This case involves four manuscripts. Three of the manuscripts were originally published in another language and then published in our English language journal. There is overlap in the authors who were involved in all four manuscripts.
The first and second manuscripts were duplicated publications from another journal. The evidence is very clear. The papers were published in another country in another language, and then in English. A native speaker of the other language was able to read both versions and found only minor differences, and the editor of the foreign language journal also did this, and recommended that our journal retract the papers. The authors checked the box on our submission form that indicated that the submissions had not been published elsewhere, and they made no mention of any previous publication in their covering letter.
For the third paper, which shares authors, we had no evidence of duplicate publication until we heard from the editor of the foreign language journal who said that it came from two other articles. However, the editor did not say in which journals these were published. Again, the authors checked the box indicating that the paper was original and had not been previously published.
For the fourth manuscript there is no evidence of duplicate publication, but it shares one author and is therefore included. The editor of the foreign language journal did not find a duplicate publication.
Two authors are in common on the three duplicated papers. The paper for which we do not have evidence of duplication has different authors for the most part, but one of its authors is also an author of two of the duplicated papers. To try to make this clear, the authorship of the four papers is as follows, where each letter indicates an author:
1) A, B, C, D
2) A, B, C, E
3) A, B, F, G, H
4) C, I, J, K, L
The editor in chief of our journal wrote to the authors (A, B, and C) telling them that they had violated international standards against duplicate publishing and received an email in reply from a supervisor at their institution, apologising for this.
We seek guidance from COPE on how to publish a retraction in our journal concerning these four manuscripts, or is another course of action more appropriate?
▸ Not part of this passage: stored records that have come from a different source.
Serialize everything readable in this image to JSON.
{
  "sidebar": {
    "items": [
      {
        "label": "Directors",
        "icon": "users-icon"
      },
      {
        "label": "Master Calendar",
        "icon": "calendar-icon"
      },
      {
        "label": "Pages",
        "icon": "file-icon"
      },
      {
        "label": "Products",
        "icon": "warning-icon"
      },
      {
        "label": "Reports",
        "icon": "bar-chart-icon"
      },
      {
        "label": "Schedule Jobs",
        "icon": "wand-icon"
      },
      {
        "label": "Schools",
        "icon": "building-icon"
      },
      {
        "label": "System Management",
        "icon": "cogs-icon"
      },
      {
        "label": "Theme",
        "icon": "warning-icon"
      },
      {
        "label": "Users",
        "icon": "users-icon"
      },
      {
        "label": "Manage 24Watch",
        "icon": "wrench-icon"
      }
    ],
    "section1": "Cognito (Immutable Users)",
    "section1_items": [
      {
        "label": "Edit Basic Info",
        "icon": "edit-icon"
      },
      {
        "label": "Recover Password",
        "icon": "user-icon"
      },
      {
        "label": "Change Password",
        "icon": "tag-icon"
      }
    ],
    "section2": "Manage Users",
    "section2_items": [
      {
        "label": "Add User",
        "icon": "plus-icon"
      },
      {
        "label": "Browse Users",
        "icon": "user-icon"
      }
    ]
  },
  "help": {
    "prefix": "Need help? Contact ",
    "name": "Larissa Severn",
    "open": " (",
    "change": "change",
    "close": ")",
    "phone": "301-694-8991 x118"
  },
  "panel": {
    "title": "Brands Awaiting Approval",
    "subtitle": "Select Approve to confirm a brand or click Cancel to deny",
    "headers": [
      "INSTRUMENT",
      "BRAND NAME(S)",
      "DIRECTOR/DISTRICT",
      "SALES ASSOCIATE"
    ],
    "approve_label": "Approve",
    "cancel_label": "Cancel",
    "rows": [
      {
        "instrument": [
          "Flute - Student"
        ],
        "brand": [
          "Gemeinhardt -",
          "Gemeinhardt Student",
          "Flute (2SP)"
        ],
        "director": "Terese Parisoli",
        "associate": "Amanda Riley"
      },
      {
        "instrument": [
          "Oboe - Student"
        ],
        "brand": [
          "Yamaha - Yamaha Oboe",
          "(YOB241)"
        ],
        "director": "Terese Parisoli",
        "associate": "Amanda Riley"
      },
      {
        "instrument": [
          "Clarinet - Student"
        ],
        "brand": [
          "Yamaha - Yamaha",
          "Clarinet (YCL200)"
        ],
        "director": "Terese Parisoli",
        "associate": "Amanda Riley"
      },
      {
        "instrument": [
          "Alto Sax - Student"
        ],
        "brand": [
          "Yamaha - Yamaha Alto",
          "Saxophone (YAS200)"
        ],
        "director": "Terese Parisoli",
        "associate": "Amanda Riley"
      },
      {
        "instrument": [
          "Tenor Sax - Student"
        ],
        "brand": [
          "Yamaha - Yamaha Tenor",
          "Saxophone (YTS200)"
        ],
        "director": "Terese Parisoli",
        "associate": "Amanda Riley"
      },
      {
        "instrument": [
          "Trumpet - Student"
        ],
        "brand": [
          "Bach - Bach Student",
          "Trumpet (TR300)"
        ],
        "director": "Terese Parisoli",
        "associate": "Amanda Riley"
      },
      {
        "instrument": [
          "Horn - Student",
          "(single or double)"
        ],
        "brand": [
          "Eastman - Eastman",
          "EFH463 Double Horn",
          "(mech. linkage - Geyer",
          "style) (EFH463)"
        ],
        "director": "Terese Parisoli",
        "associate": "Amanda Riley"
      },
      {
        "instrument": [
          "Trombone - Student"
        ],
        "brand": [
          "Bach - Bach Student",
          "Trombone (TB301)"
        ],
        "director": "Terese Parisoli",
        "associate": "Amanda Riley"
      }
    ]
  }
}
The Forum noted that publication of a translation of a paper is permissible if the process is transparent and the original paper is cited in the translation. In this case, the authors failed to inform the editor of the previous versions of papers 1 and 2, and checked the box on the submission form saying the papers had not been published previously. One option suggested by the Forum was to publish a notice of duplicate publication, as then readers would not be deprived of reading the translated version of the paper. The Forum suggested contacting all of the authors, not just the corresponding author, and asking them for an explanation. If the editor is satisfied with the evidence of duplicate publication, he should retract both papers. There should be one retraction notice per paper so that the notice can be linked to the original paper. The retraction notice should clearly identify the original paper.
Regarding the third paper, the editor should obtain full details from the other editor about where the paper was published previously. When the editor has definite evidence and the names of the other journals, he can then decide on whether or not to retract the third paper.
For the fourth paper, as there is no evidence of duplicate publication, the editor should not retract this paper. COPE advises against punishing authors or imposing bans because of the risk of litigation. However, the editor can contact the authors and ask them questions about the paper, but he needs to have evidence before taking any further action.
After the editor contacted all of the authors, and received all of the information with regard to the third paper, the journal decided to retract the three papers.